Researcher and neurologist grateful for early-career grant

The Oregon Charitable Tax Checkoff grant was the first research grant I ever received.

I was a neurology resident at the time, and with guidance from Dr. Jeff Kaye, the OHSU Layton Aging and Alzheimer’s Disease Center director, I applied for funds to complete a clinical study of a commonly used “outcome measure” in clinical trials with Alzheimer’s disease.2015_02_NEU_Liedtke_129-1200x628

That was also my first clinical research study.  We were able to publish the results in an excellent neurology journal, and the study introduced me to several leaders in the Alzheimer’s research field.

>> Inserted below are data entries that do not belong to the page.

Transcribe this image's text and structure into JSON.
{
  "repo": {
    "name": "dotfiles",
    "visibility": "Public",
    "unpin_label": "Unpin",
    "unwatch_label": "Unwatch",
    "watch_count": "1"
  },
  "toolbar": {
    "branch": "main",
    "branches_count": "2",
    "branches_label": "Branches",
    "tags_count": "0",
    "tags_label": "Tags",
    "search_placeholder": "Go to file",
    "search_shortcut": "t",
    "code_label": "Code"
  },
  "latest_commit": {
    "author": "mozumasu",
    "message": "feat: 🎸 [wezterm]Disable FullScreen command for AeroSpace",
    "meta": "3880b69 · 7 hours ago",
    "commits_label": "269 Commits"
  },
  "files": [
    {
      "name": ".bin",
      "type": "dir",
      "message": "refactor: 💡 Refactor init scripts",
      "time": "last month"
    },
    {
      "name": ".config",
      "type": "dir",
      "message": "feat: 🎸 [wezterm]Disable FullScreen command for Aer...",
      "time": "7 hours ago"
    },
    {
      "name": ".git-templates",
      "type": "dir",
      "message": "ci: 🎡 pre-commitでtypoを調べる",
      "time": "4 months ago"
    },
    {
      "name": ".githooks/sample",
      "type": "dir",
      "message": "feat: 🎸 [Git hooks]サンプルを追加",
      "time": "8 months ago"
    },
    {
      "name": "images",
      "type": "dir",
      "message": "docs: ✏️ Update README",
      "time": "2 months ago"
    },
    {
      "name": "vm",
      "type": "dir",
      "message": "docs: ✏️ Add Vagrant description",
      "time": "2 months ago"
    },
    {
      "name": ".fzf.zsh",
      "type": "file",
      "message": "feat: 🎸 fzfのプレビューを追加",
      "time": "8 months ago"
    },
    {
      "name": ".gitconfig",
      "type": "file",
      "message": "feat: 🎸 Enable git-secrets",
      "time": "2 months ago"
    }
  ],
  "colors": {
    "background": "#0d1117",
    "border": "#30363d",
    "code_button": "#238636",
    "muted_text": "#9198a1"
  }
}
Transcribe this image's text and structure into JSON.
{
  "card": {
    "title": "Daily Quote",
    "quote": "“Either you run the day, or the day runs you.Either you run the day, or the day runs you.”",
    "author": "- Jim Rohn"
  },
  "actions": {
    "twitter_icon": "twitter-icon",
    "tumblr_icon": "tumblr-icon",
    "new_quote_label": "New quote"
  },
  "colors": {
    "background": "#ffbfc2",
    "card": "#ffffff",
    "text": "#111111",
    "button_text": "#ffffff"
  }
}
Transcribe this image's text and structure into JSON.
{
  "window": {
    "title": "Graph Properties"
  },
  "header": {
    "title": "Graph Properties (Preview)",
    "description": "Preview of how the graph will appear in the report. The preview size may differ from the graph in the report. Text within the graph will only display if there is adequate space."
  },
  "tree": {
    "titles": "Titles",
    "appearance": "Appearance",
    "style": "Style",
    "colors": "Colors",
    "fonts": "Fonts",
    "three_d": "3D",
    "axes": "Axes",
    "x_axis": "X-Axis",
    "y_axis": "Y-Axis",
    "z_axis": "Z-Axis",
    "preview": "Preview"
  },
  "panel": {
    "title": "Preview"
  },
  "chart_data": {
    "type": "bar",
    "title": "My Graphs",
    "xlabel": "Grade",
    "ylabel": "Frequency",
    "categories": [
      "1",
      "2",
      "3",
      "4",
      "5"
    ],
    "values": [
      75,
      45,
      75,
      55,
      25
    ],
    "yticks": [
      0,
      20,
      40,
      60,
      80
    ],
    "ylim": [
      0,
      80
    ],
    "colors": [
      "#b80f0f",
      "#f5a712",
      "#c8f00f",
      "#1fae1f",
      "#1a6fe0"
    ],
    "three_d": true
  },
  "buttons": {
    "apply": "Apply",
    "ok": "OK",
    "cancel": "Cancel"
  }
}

The Oregon Charitable Tax Checkoff pilot grant and its products were key to my subsequent receipt of a “VA Career Development Award”, a 6-year grant that included a faculty appointment and “protected time” to launch a research career.

Since then I’ve been fortunate to continue in academic neurology, publish more than 100 scholarly papers, and advance to a leadership position.

I’m very grateful for the Oregon Charitable Tax Checkoff grant and the start it gave me towards a very satisfying career.





Joseph F. Quinn, M.D.
Professor of Neurology, OHSU School of Medicine



You can contribute to Alzheimer’s research—in Oregon—by donating part, or all, of your tax refund to “Alzheimer’s Disease Research” on Schedule OR-DONATE, Oregon Charitable Checkoff Donations, on your 2016 tax form.

This research will increase our understanding of Alzheimer’s and bring us closer to new treatments, test ways to give effective support to caregivers and families of persons with Alzheimer’s disease and pave the way for additional funding from the National Institutes of Health and other national research programs.

Funds are administered through OHSU under the direction of Oregon Partnership for Alzheimer’s Research.

For more information, please contact:
Allison Lindauer, Ph.D., N.P.
Layton Aging and Alzheimer’s Disease Center